The Common Good

Victor Stenger, Atheism’s 'Fifth Horseman,' is Dead

The atheist community is mourning the death of Victor Stenger, a prominent physicist who championed rooting out religion from the public sphere and was best-known for quipping: “Science flies you to the moon. Religion flies you into buildings.”

Victor J. Stenger, physicist and prolific writer on atheism, has died at the age
Victor J. Stenger, physicist and prolific writer on atheism, has died at the age of 79. Image courtesy Wikimedia Commons.

Related Reading

Take Action on This Issue

Circle of Protection for a Moral Budget

A pledge by church leaders from diverse theological and political beliefs who have come together to form a Circle of Protection around programs that serve the most vulnerable in our nation and around the world.

Stenger, who also graced a very short list of authors who hit the New York Times best-seller list writing about atheism, died August 25 in Hawaii.
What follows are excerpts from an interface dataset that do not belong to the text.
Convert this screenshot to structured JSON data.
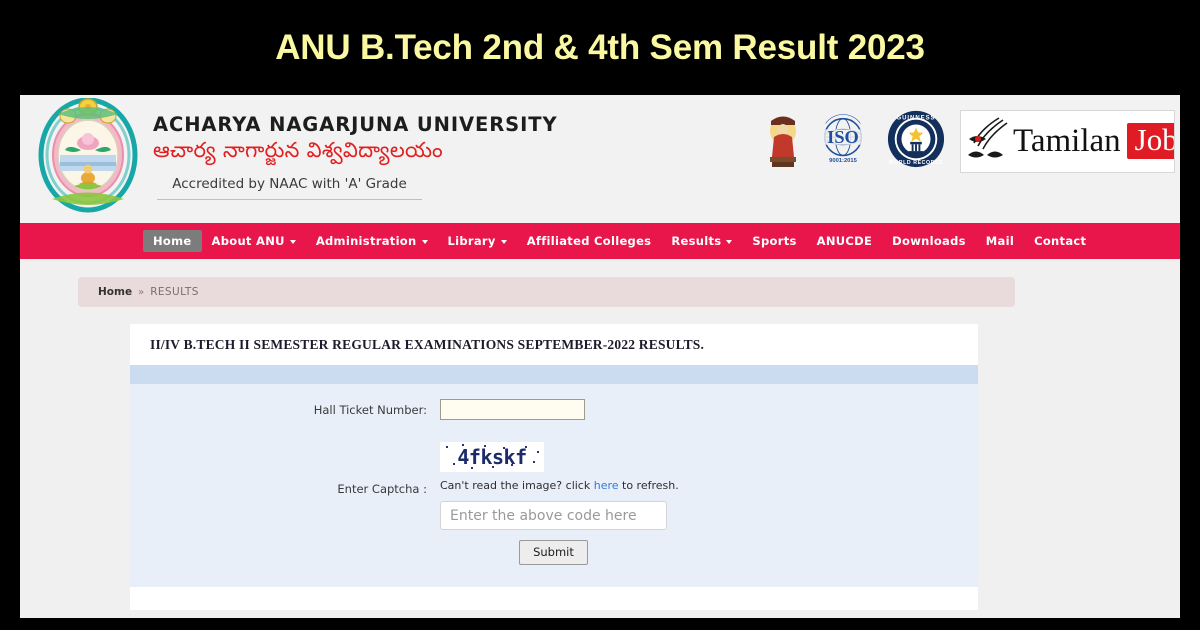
{
  "banner": {
    "title": "ANU B.Tech 2nd & 4th Sem Result 2023",
    "text_color": "#FAF8A0",
    "background_color": "#000000"
  },
  "site_header": {
    "emblem_alt": "acharya-nagarjuna-university-emblem",
    "university_name_english": "ACHARYA NAGARJUNA UNIVERSITY",
    "university_name_telugu": "ఆచార్య నాగార్జున విశ్వవిద్యాలయం",
    "accreditation": "Accredited by NAAC with  'A'  Grade",
    "badges": [
      {
        "name": "buddha-statue-icon",
        "label": ""
      },
      {
        "name": "iso-certification-badge",
        "label": "ISO",
        "sublabel": "9001:2015"
      },
      {
        "name": "guinness-world-records-badge",
        "top_label": "GUINNESS",
        "bottom_label": "WORLD RECORDS"
      },
      {
        "name": "tamilan-jobs-watermark",
        "word": "Tamilan",
        "highlight": "Jobs"
      }
    ]
  },
  "navbar": {
    "background_color": "#E8164B",
    "active_color": "#7C7C7C",
    "items": [
      {
        "label": "Home",
        "active": true,
        "dropdown": false
      },
      {
        "label": "About ANU",
        "active": false,
        "dropdown": true
      },
      {
        "label": "Administration",
        "active": false,
        "dropdown": true
      },
      {
        "label": "Library",
        "active": false,
        "dropdown": true
      },
      {
        "label": "Affiliated Colleges",
        "active": false,
        "dropdown": false
      },
      {
        "label": "Results",
        "active": false,
        "dropdown": true
      },
      {
        "label": "Sports",
        "active": false,
        "dropdown": false
      },
      {
        "label": "ANUCDE",
        "active": false,
        "dropdown": false
      },
      {
        "label": "Downloads",
        "active": false,
        "dropdown": false
      },
      {
        "label": "Mail",
        "active": false,
        "dropdown": false
      },
      {
        "label": "Contact",
        "active": false,
        "dropdown": false
      }
    ]
  },
  "breadcrumb": {
    "home": "Home",
    "separator": "»",
    "current": "RESULTS"
  },
  "result_panel": {
    "heading": "II/IV B.TECH II SEMESTER REGULAR EXAMINATIONS SEPTEMBER-2022 RESULTS.",
    "hall_ticket": {
      "label": "Hall Ticket Number:",
      "value": "",
      "placeholder": ""
    },
    "captcha": {
      "label": "Enter Captcha :",
      "image_text": "4fkskf",
      "hint_before": "Can't read the image? click ",
      "hint_link": "here",
      "hint_after": " to refresh.",
      "input_value": "",
      "input_placeholder": "Enter the above code here"
    },
    "submit_label": "Submit"
  }
}
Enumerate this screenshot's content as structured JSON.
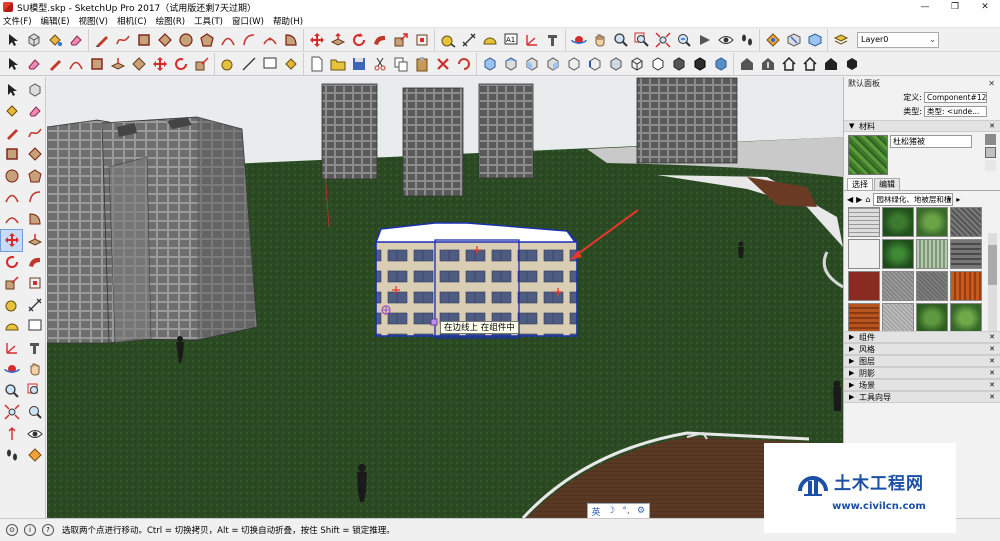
{
  "window": {
    "title": "SU模型.skp - SketchUp Pro 2017（试用版还剩7天过期）",
    "minimize": "—",
    "maximize": "❐",
    "close": "✕"
  },
  "menu": [
    "文件(F)",
    "编辑(E)",
    "视图(V)",
    "相机(C)",
    "绘图(R)",
    "工具(T)",
    "窗口(W)",
    "帮助(H)"
  ],
  "toolbar": {
    "layer_value": "Layer0",
    "layer_chevron": "⌄",
    "dimension_text_tool": "A1"
  },
  "viewport": {
    "tooltip": "在边线上  在组件中",
    "ime": {
      "lang": "英",
      "moon": "☽",
      "punct": "°,",
      "gear": "⚙"
    }
  },
  "tray": {
    "title": "默认面板",
    "close": "✕",
    "entity_info": {
      "def_label": "定义:",
      "def_value": "Component#12",
      "type_label": "类型:",
      "type_value": "类型: <unde..."
    },
    "materials": {
      "header": "材料",
      "current_name": "杜松猪被",
      "tabs": [
        "选择",
        "编辑"
      ],
      "collection": "园林绿化、地被层和植被"
    },
    "panels": [
      "组件",
      "风格",
      "图层",
      "阴影",
      "场景",
      "工具向导"
    ]
  },
  "status": {
    "text": "选取两个点进行移动。Ctrl = 切换拷贝，Alt = 切换自动折叠，按住 Shift = 锁定推理。"
  },
  "watermark": {
    "name": "土木工程网",
    "url": "www.civilcn.com"
  },
  "colors": {
    "grass": "#2a4b22",
    "sky": "#e8ecec",
    "selection": "#1a2fb0",
    "accent_red": "#e8382b",
    "watermark_blue": "#1a4fa5"
  }
}
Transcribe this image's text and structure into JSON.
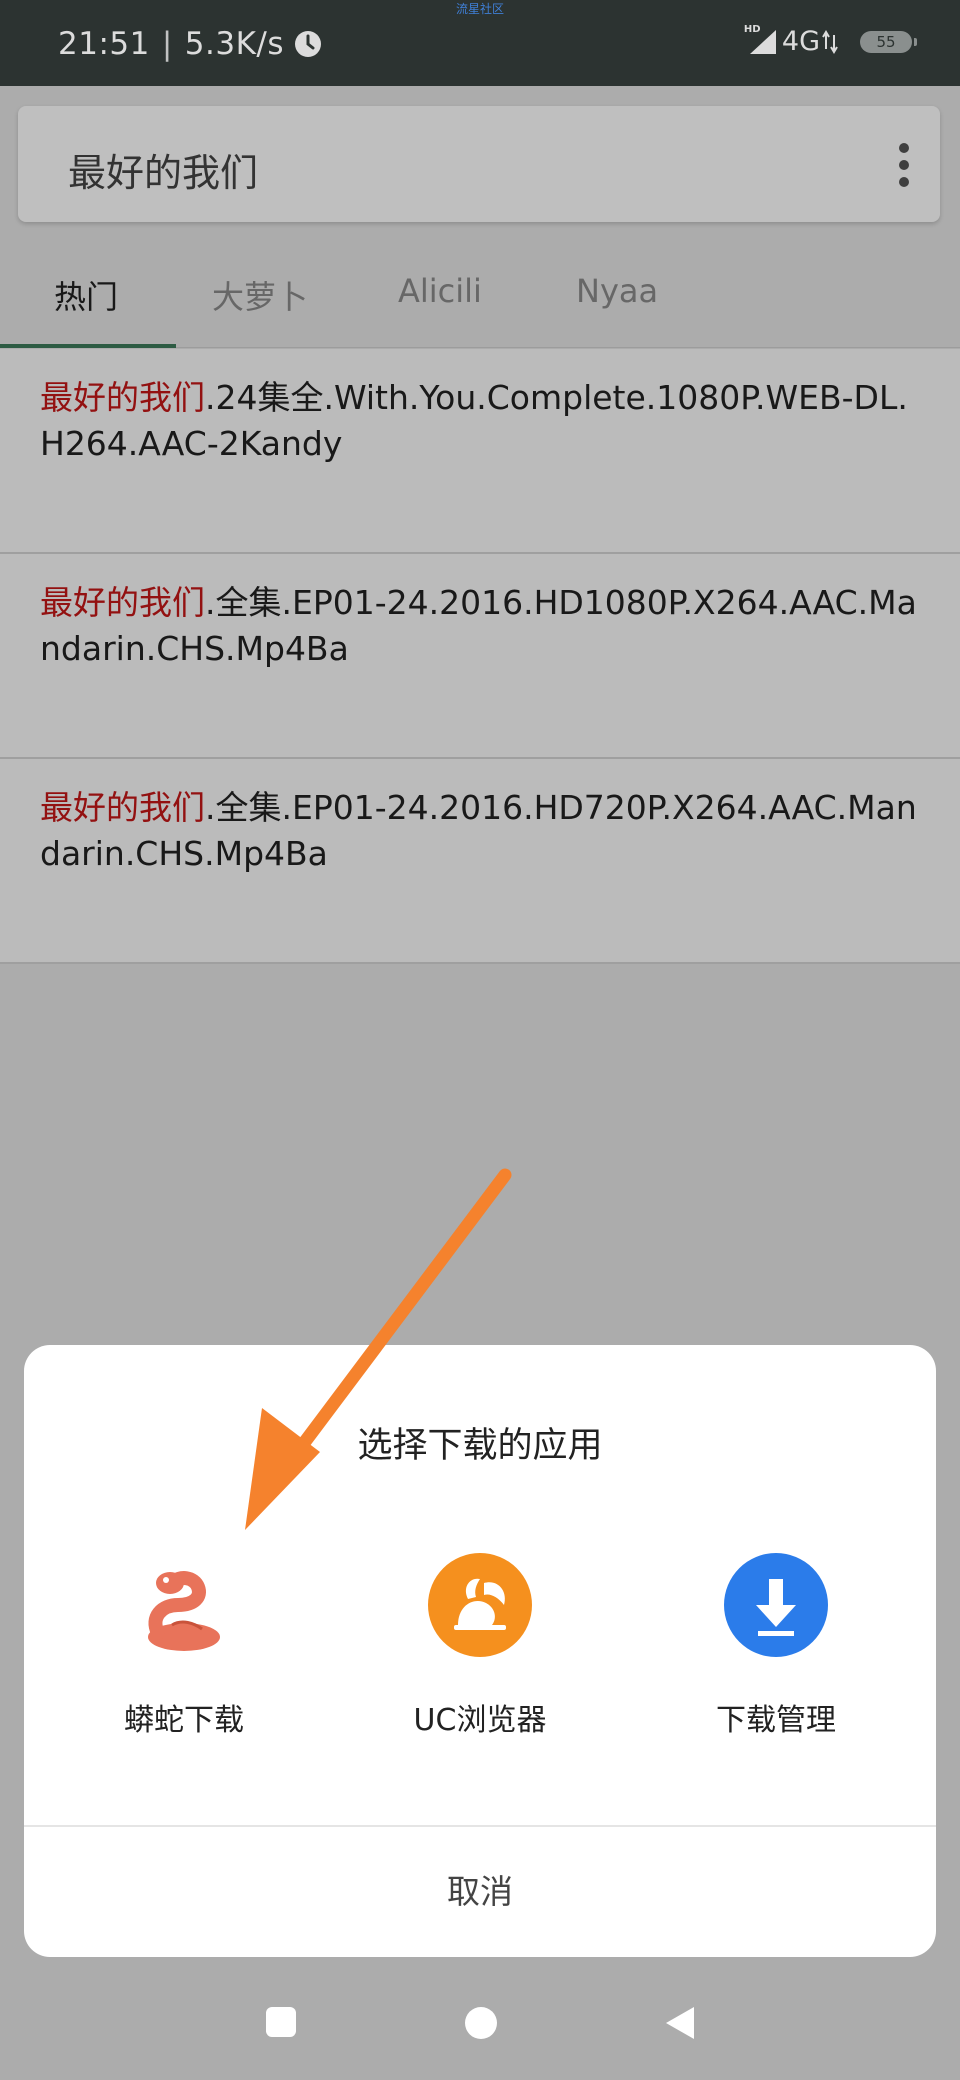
{
  "status_bar": {
    "watermark": "流星社区",
    "time": "21:51",
    "separator": "|",
    "speed": "5.3K/s",
    "signal_badge": "HD",
    "network": "4G",
    "battery": "55"
  },
  "search": {
    "query": "最好的我们"
  },
  "tabs": [
    {
      "label": "热门",
      "active": true
    },
    {
      "label": "大萝卜",
      "active": false
    },
    {
      "label": "Alicili",
      "active": false
    },
    {
      "label": "Nyaa",
      "active": false
    }
  ],
  "results": [
    {
      "highlight": "最好的我们",
      "rest": ".24集全.With.You.Complete.1080P.WEB-DL.H264.AAC-2Kandy"
    },
    {
      "highlight": "最好的我们",
      "rest": ".全集.EP01-24.2016.HD1080P.X264.AAC.Mandarin.CHS.Mp4Ba"
    },
    {
      "highlight": "最好的我们",
      "rest": ".全集.EP01-24.2016.HD720P.X264.AAC.Mandarin.CHS.Mp4Ba"
    }
  ],
  "dialog": {
    "title": "选择下载的应用",
    "apps": [
      {
        "label": "蟒蛇下载",
        "icon": "python-snake-icon"
      },
      {
        "label": "UC浏览器",
        "icon": "uc-squirrel-icon"
      },
      {
        "label": "下载管理",
        "icon": "download-arrow-icon"
      }
    ],
    "cancel": "取消"
  },
  "colors": {
    "status_bar": "#2c3331",
    "highlight": "#c41717",
    "tab_indicator": "#3c7a5a",
    "snake": "#e8735a",
    "uc_orange": "#f5901e",
    "download_blue": "#2b7cea",
    "arrow": "#f5822d"
  }
}
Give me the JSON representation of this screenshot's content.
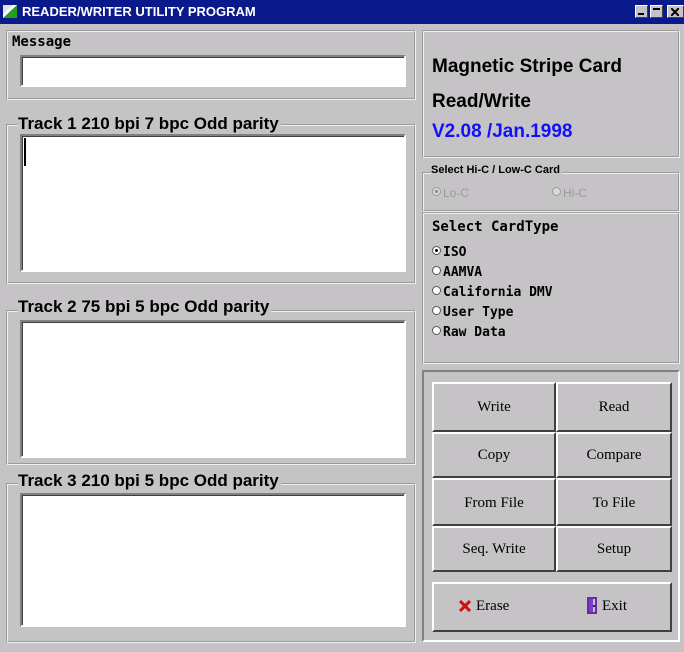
{
  "window": {
    "title": "READER/WRITER UTILITY PROGRAM"
  },
  "message": {
    "label": "Message",
    "value": ""
  },
  "tracks": [
    {
      "label": "Track 1  210 bpi  7 bpc  Odd parity",
      "value": ""
    },
    {
      "label": "Track 2  75 bpi  5 bpc  Odd parity",
      "value": ""
    },
    {
      "label": "Track 3  210 bpi  5 bpc  Odd parity",
      "value": ""
    }
  ],
  "info": {
    "line1": "Magnetic Stripe Card",
    "line2": "Read/Write",
    "version": "V2.08 /Jan.1998"
  },
  "coercivity": {
    "label": "Select Hi-C / Low-C Card",
    "options": [
      {
        "label": "Lo-C",
        "checked": true
      },
      {
        "label": "Hi-C",
        "checked": false
      }
    ]
  },
  "card_type": {
    "label": "Select CardType",
    "options": [
      {
        "label": "ISO",
        "checked": true
      },
      {
        "label": "AAMVA",
        "checked": false
      },
      {
        "label": "California DMV",
        "checked": false
      },
      {
        "label": "User Type",
        "checked": false
      },
      {
        "label": "Raw Data",
        "checked": false
      }
    ]
  },
  "buttons": {
    "write": "Write",
    "read": "Read",
    "copy": "Copy",
    "compare": "Compare",
    "from_file": "From File",
    "to_file": "To File",
    "seq_write": "Seq. Write",
    "setup": "Setup",
    "erase": "Erase",
    "exit": "Exit"
  },
  "colors": {
    "titlebar": "#0a1a8c",
    "version_text": "#1010ff",
    "erase_icon": "#d01010",
    "face": "#c6c3c6"
  },
  "icons": {
    "app": "app-icon",
    "erase": "x-mark-icon",
    "exit": "exit-door-icon"
  }
}
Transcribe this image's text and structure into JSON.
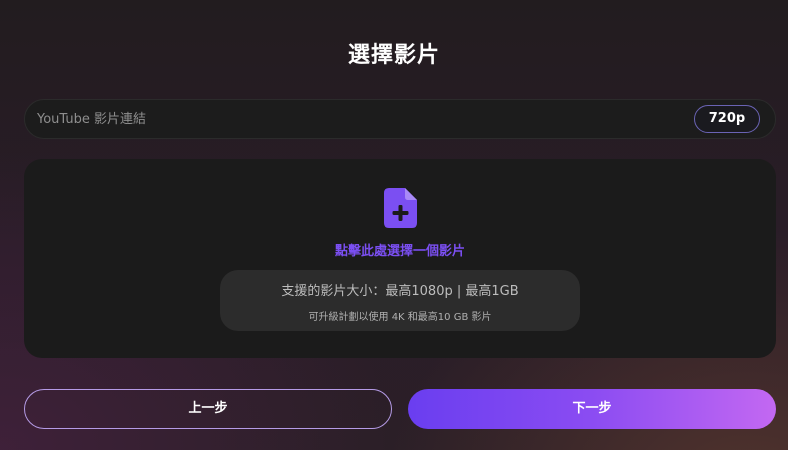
{
  "page": {
    "title": "選擇影片"
  },
  "url_bar": {
    "placeholder": "YouTube 影片連結",
    "quality": "720p"
  },
  "upload": {
    "icon": "file-add-icon",
    "label": "點擊此處選擇一個影片",
    "info_main": "支援的影片大小：最高1080p | 最高1GB",
    "info_sub": "可升級計劃以使用 4K 和最高10 GB 影片"
  },
  "buttons": {
    "prev": "上一步",
    "next": "下一步"
  },
  "colors": {
    "accent": "#7b4ff2",
    "next_gradient_start": "#6a3ef0",
    "next_gradient_end": "#c368f2",
    "panel": "#1b1b1b",
    "info_box": "#2c2c2c"
  }
}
He was 79.

Atheistskeptic and science blogs, in the U.S. and in England, were filled with tributes and remembrances over the long holiday weekend.

“Vic was an unassuming physicist and teacher who took on the challenge (of) taking science out of the classroom and applied it to some of our most sacred cows, from psychics and New Age belief to Intelligent Design creationism,” skeptic D.J. Grothe said on The Friendly Atheist blog.

Ron Lindsay, CEO of the Center for Inquiry, a humanist organization with a long association with Stenger, said on the same blog, “With Vic Stenger’s death, the secular and skeptic communities have lost an articulate, knowledgeable, and relentless defender of the naturalistic, scientific worldview.”

Though best-known in recent years for his atheism, Stenger was also a well-known particle physicist who contributed to groundbreaking work on gamma rays, quarks and gluons. One of his last projects was working on an underground experiment that showed the neutrino, a subatomic particle, has mass. He held professorships in physics, astronomy and philosophy.

But he gained his widest notoriety in 2007 with the publication of “God: The Failed Hypothesis, How Science Shows that God Does Not Exist,” which reached the New York Times’ best-seller list, a first for Prometheus Press, Stenger’s longtime, small publisher. That book — and several subsequent ones promoting science over religion — placed Stenger in the ranks of Richard Dawkins, Sam Harris, Daniel Dennett and Christopher Hitchens, the so-called “four horsemen” of New Atheism.

Though he never matched the book sales of those best-selling authors, he far outpaced them in his output. Stenger died less than two weeks before the publication of his 13th book, “God and the Multiverse: Humanity’s Expanding View of the Cosmos.”

“I’m just amazed by how prolific Stenger was,” said atheist author Hemant Mehta, who announced Stenger’s death on his blog. “Not only that, but he wrote about some of the biggest topics, too, like the incompatibility of science and religion, the universe, and atoms. There was literally no topic too large or small for him to tackle. He’ll be missed but he won’t be forgotten anytime soon.”

In addition to churning out a book a year, Stenger maintained a breakneck pace as a speaker. Addressing a Center for Inquiry meeting in 2012, he said, “I want to urge those of you who are not scientists to try to convince those who are to stop pussyfooting around with religion and confront the reality of what it is and always has been a blight on humanity that has hindered our progress for millennia and now threatens our very existence.”

But no remark of his was as far-reaching as his comparison of science and religion with flying to the moon and into buildings. It has appeared without fail on T-shirts, stickers and posters at skeptic and atheist conventions for the last five years.

“I used to joke with Vic that hanging out with him was like dog hours — seven to one — he’d give me more to think about in one hour than seven hours of anything else I could possibly do,” said Peter Boghossian, author of “A Manual for Creating Atheists” and a friend of Stenger’s. “He will be missed beyond measure.”

Kimberly Winston is a freelance religion reporter based in the San Francisco Bay Area. Via RNS.

Sojourners relies on the support of readers like you to sustain our message and ministry.

Related Stories

Resources

Like what you're reading? Get Sojourners E-Mail updates!

Sojourners Comment Community Covenant

I will express myself with civility, courtesy, and respect for every member of the Sojourners online community, especially toward those with whom I disagree, even if I feel disrespected by them. (Romans 12:17-21)

I will express my disagreements with other community members' ideas without insulting, mocking, or slandering them personally. (Matthew 5:22)

I will not exaggerate others' beliefs nor make unfounded prejudicial assumptions based on labels, categories, or stereotypes. I will always extend the benefit of the doubt. (Ephesians 4:29)

I will hold others accountable by clicking "report" on comments that violate these principles, based not on what ideas are expressed but on how they're expressed. (2 Thessalonians 3:13-15)

I understand that comments reported as abusive are reviewed by Sojourners staff and are subject to removal. Repeat offenders will be blocked from making further comments. (Proverbs 18:7)